• _Data for the task_
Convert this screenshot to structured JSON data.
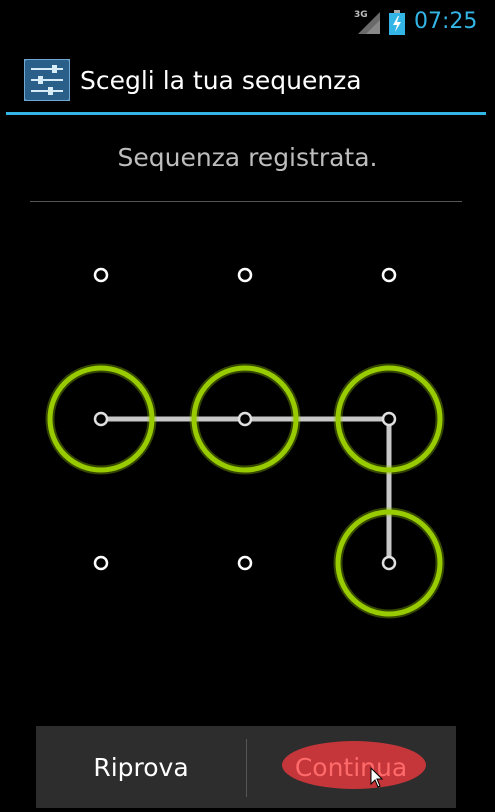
{
  "status_bar": {
    "network": "3G",
    "time": "07:25",
    "icons": [
      "signal-icon",
      "battery-charging-icon"
    ]
  },
  "action_bar": {
    "title": "Scegli la tua sequenza",
    "icon": "settings-icon"
  },
  "header": {
    "message": "Sequenza registrata."
  },
  "pattern": {
    "grid_size": 3,
    "selected_dots": [
      [
        1,
        0
      ],
      [
        1,
        1
      ],
      [
        1,
        2
      ],
      [
        2,
        2
      ]
    ],
    "ring_color": "#99cc00",
    "line_color": "#c8c8c8"
  },
  "buttons": {
    "retry_label": "Riprova",
    "continue_label": "Continua"
  },
  "colors": {
    "accent": "#33b5e5",
    "highlight": "#d9383c"
  }
}
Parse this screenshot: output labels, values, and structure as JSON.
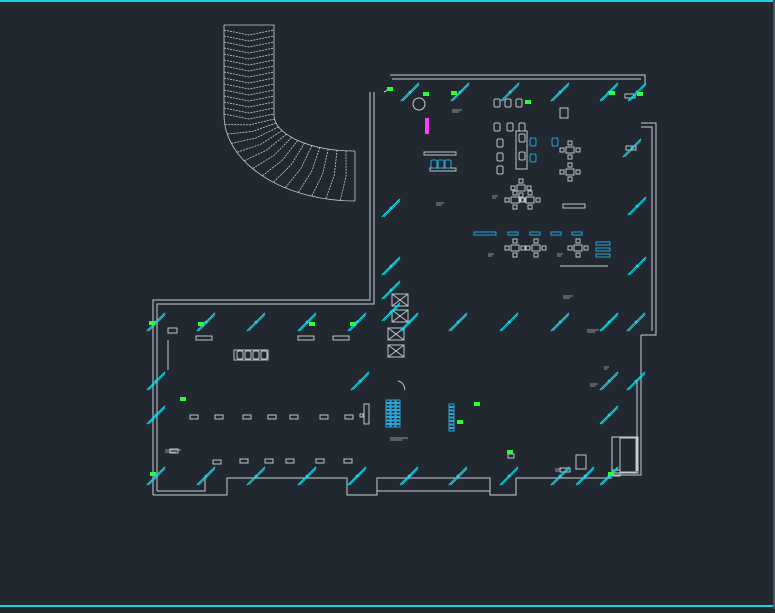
{
  "drawing": {
    "background": "#212830",
    "colors": {
      "wall": "#c9ced4",
      "furniture": "#bfc5cb",
      "light_fixture": "#19d7e8",
      "sensor": "#2bff3a",
      "highlight": "#ff3cff",
      "seat_blue": "#2aa7d8",
      "frame": "#1fd0d8"
    },
    "icons": [
      "stair-icon",
      "light-fixture-icon",
      "sensor-icon",
      "chair-icon",
      "cabinet-icon"
    ]
  }
}
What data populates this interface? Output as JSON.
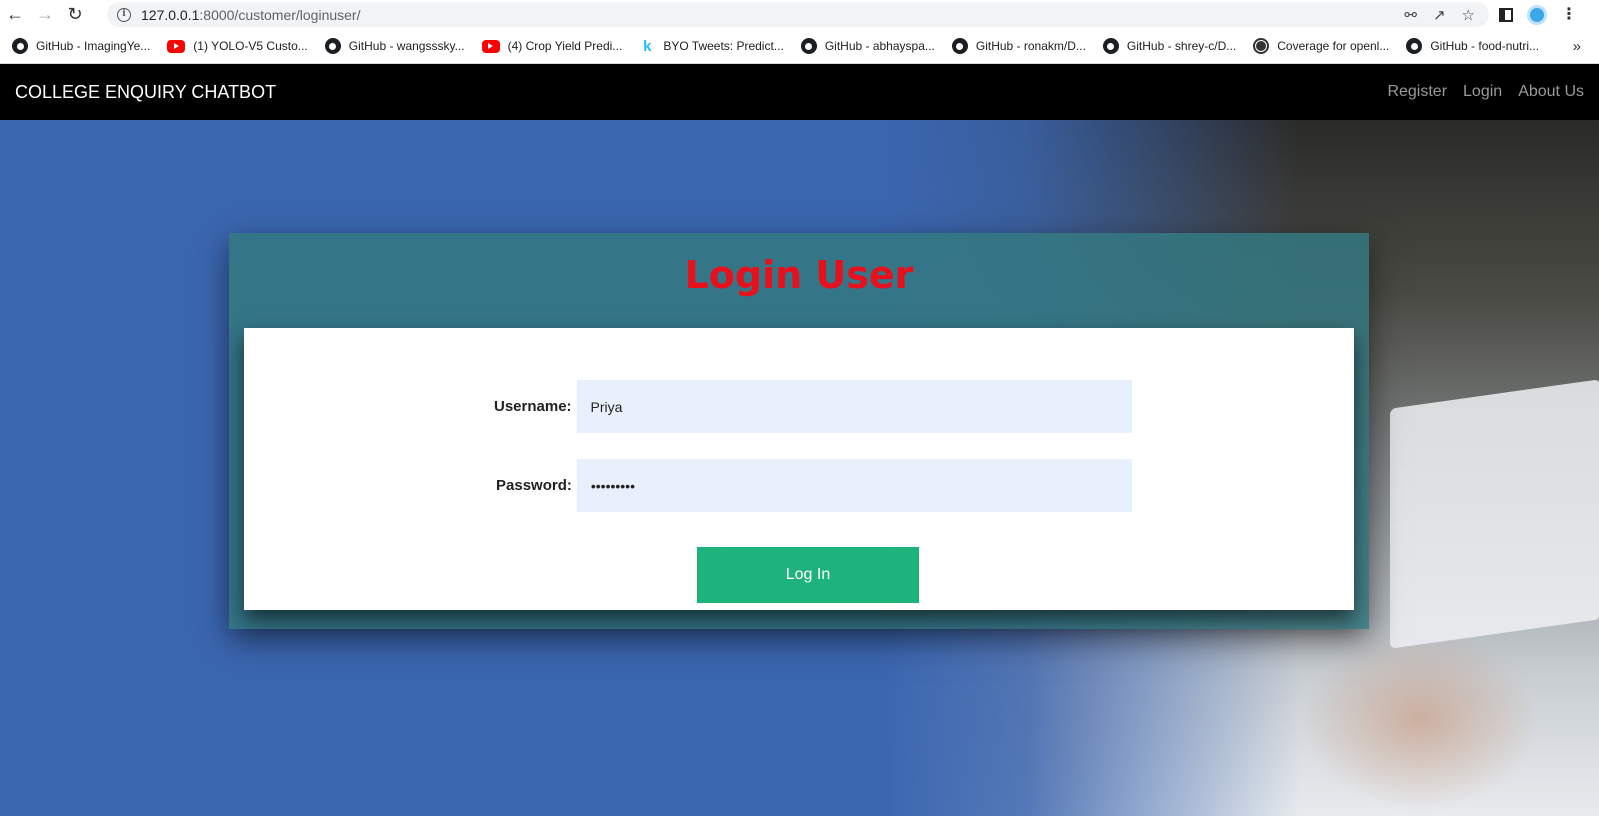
{
  "browser": {
    "url_host": "127.0.0.1",
    "url_path": ":8000/customer/loginuser/",
    "bookmarks": [
      {
        "label": "GitHub - ImagingYe...",
        "icon": "github-icon"
      },
      {
        "label": "(1) YOLO-V5 Custo...",
        "icon": "youtube-icon"
      },
      {
        "label": "GitHub - wangsssky...",
        "icon": "github-icon"
      },
      {
        "label": "(4) Crop Yield Predi...",
        "icon": "youtube-icon"
      },
      {
        "label": "BYO Tweets: Predict...",
        "icon": "kaggle-icon"
      },
      {
        "label": "GitHub - abhayspa...",
        "icon": "github-icon"
      },
      {
        "label": "GitHub - ronakm/D...",
        "icon": "github-icon"
      },
      {
        "label": "GitHub - shrey-c/D...",
        "icon": "github-icon"
      },
      {
        "label": "Coverage for openl...",
        "icon": "globe-icon"
      },
      {
        "label": "GitHub - food-nutri...",
        "icon": "github-icon"
      }
    ]
  },
  "navbar": {
    "brand": "COLLEGE ENQUIRY CHATBOT",
    "links": [
      "Register",
      "Login",
      "About Us"
    ]
  },
  "login": {
    "title": "Login User",
    "username_label": "Username:",
    "username_value": "Priya",
    "password_label": "Password:",
    "password_value": "•••••••••",
    "submit_label": "Log In"
  },
  "colors": {
    "page_bg": "#3b66b0",
    "title_red": "#e8101c",
    "button_green": "#1eb37c",
    "field_bg": "#e8f0fe"
  }
}
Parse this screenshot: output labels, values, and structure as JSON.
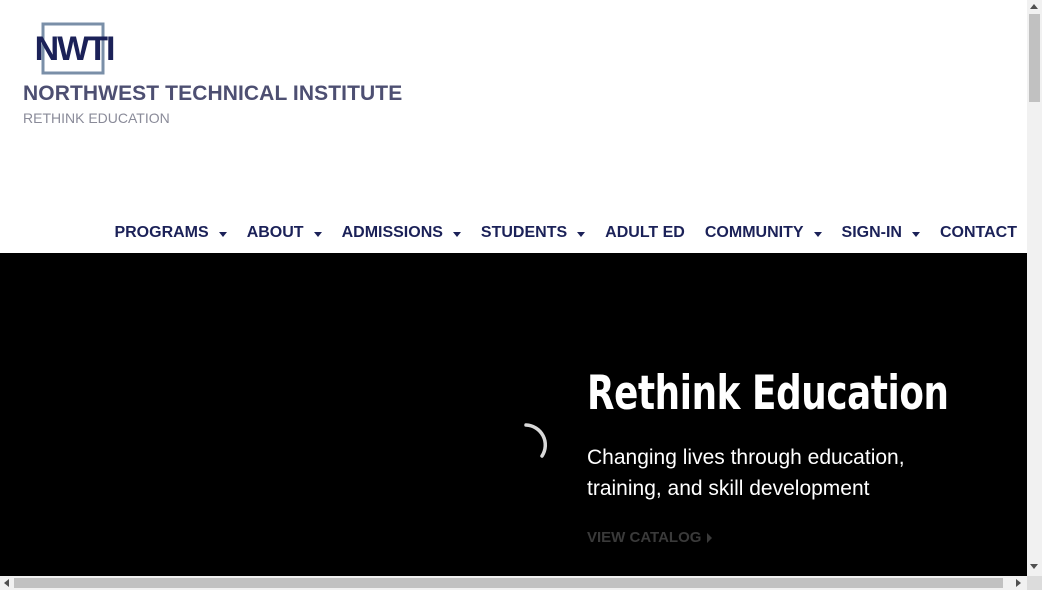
{
  "header": {
    "logo_text": "NWTI",
    "site_title": "NORTHWEST TECHNICAL INSTITUTE",
    "tagline": "RETHINK EDUCATION"
  },
  "nav": {
    "items": [
      {
        "label": "PROGRAMS",
        "has_submenu": true
      },
      {
        "label": "ABOUT",
        "has_submenu": true
      },
      {
        "label": "ADMISSIONS",
        "has_submenu": true
      },
      {
        "label": "STUDENTS",
        "has_submenu": true
      },
      {
        "label": "ADULT ED",
        "has_submenu": false
      },
      {
        "label": "COMMUNITY",
        "has_submenu": true
      },
      {
        "label": "SIGN-IN",
        "has_submenu": true
      },
      {
        "label": "CONTACT",
        "has_submenu": false
      }
    ]
  },
  "hero": {
    "title": "Rethink Education",
    "subtitle": "Changing lives through education, training, and skill development",
    "cta_label": "VIEW CATALOG"
  },
  "colors": {
    "brand_navy": "#1b2158",
    "title_gray": "#4d4f72",
    "logo_frame": "#7a8fa8",
    "hero_bg": "#000000"
  },
  "icons": {
    "caret": "caret-down-icon",
    "cta": "caret-right-icon",
    "loader": "loading-spinner-icon"
  }
}
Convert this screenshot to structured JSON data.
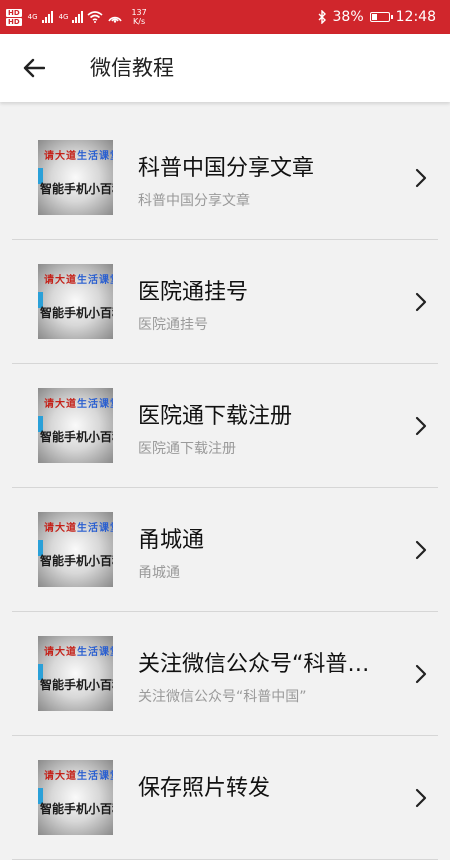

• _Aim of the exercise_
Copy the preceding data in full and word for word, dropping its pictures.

• _Exercise result_
Convert this screenshot to structured JSON data.
{
  "status_bar": {
    "network": "3G",
    "time": "07:25",
    "icons": [
      "signal-icon",
      "battery-charging-icon"
    ]
  },
  "action_bar": {
    "title": "Scegli la tua sequenza",
    "icon": "settings-icon"
  },
  "header": {
    "message": "Sequenza registrata."
  },
  "pattern": {
    "grid_size": 3,
    "selected_dots": [
      [
        1,
        0
      ],
      [
        1,
        1
      ],
      [
        1,
        2
      ],
      [
        2,
        2
      ]
    ],
    "ring_color": "#99cc00",
    "line_color": "#c8c8c8"
  },
  "buttons": {
    "retry_label": "Riprova",
    "continue_label": "Continua"
  },
  "colors": {
    "accent": "#33b5e5",
    "highlight": "#d9383c"
  }
}
Parse this screenshot: output labels, values, and structure as JSON.
{
  "drawing": {
    "background": "#212830",
    "colors": {
      "wall": "#c9ced4",
      "furniture": "#bfc5cb",
      "light_fixture": "#19d7e8",
      "sensor": "#2bff3a",
      "highlight": "#ff3cff",
      "seat_blue": "#2aa7d8",
      "frame": "#1fd0d8"
    },
    "icons": [
      "stair-icon",
      "light-fixture-icon",
      "sensor-icon",
      "chair-icon",
      "cabinet-icon"
    ]
  }
}
What data populates this interface? Output as JSON.
{
  "browser": {
    "url_host": "127.0.0.1",
    "url_path": ":8000/customer/loginuser/",
    "bookmarks": [
      {
        "label": "GitHub - ImagingYe...",
        "icon": "github-icon"
      },
      {
        "label": "(1) YOLO-V5 Custo...",
        "icon": "youtube-icon"
      },
      {
        "label": "GitHub - wangsssky...",
        "icon": "github-icon"
      },
      {
        "label": "(4) Crop Yield Predi...",
        "icon": "youtube-icon"
      },
      {
        "label": "BYO Tweets: Predict...",
        "icon": "kaggle-icon"
      },
      {
        "label": "GitHub - abhayspa...",
        "icon": "github-icon"
      },
      {
        "label": "GitHub - ronakm/D...",
        "icon": "github-icon"
      },
      {
        "label": "GitHub - shrey-c/D...",
        "icon": "github-icon"
      },
      {
        "label": "Coverage for openl...",
        "icon": "globe-icon"
      },
      {
        "label": "GitHub - food-nutri...",
        "icon": "github-icon"
      }
    ]
  },
  "navbar": {
    "brand": "COLLEGE ENQUIRY CHATBOT",
    "links": [
      "Register",
      "Login",
      "About Us"
    ]
  },
  "login": {
    "title": "Login User",
    "username_label": "Username:",
    "username_value": "Priya",
    "password_label": "Password:",
    "password_value": "•••••••••",
    "submit_label": "Log In"
  },
  "colors": {
    "page_bg": "#3b66b0",
    "title_red": "#e8101c",
    "button_green": "#1eb37c",
    "field_bg": "#e8f0fe"
  }
}
Parse this screenshot: output labels, values, and structure as JSON.
{
  "header": {
    "logo_text": "NWTI",
    "site_title": "NORTHWEST TECHNICAL INSTITUTE",
    "tagline": "RETHINK EDUCATION"
  },
  "nav": {
    "items": [
      {
        "label": "PROGRAMS",
        "has_submenu": true
      },
      {
        "label": "ABOUT",
        "has_submenu": true
      },
      {
        "label": "ADMISSIONS",
        "has_submenu": true
      },
      {
        "label": "STUDENTS",
        "has_submenu": true
      },
      {
        "label": "ADULT ED",
        "has_submenu": false
      },
      {
        "label": "COMMUNITY",
        "has_submenu": true
      },
      {
        "label": "SIGN-IN",
        "has_submenu": true
      },
      {
        "label": "CONTACT",
        "has_submenu": false
      }
    ]
  },
  "hero": {
    "title": "Rethink Education",
    "subtitle": "Changing lives through education, training, and skill development",
    "cta_label": "VIEW CATALOG"
  },
  "colors": {
    "brand_navy": "#1b2158",
    "title_gray": "#4d4f72",
    "logo_frame": "#7a8fa8",
    "hero_bg": "#000000"
  },
  "icons": {
    "caret": "caret-down-icon",
    "cta": "caret-right-icon",
    "loader": "loading-spinner-icon"
  }
}
Convert this screenshot to structured JSON data.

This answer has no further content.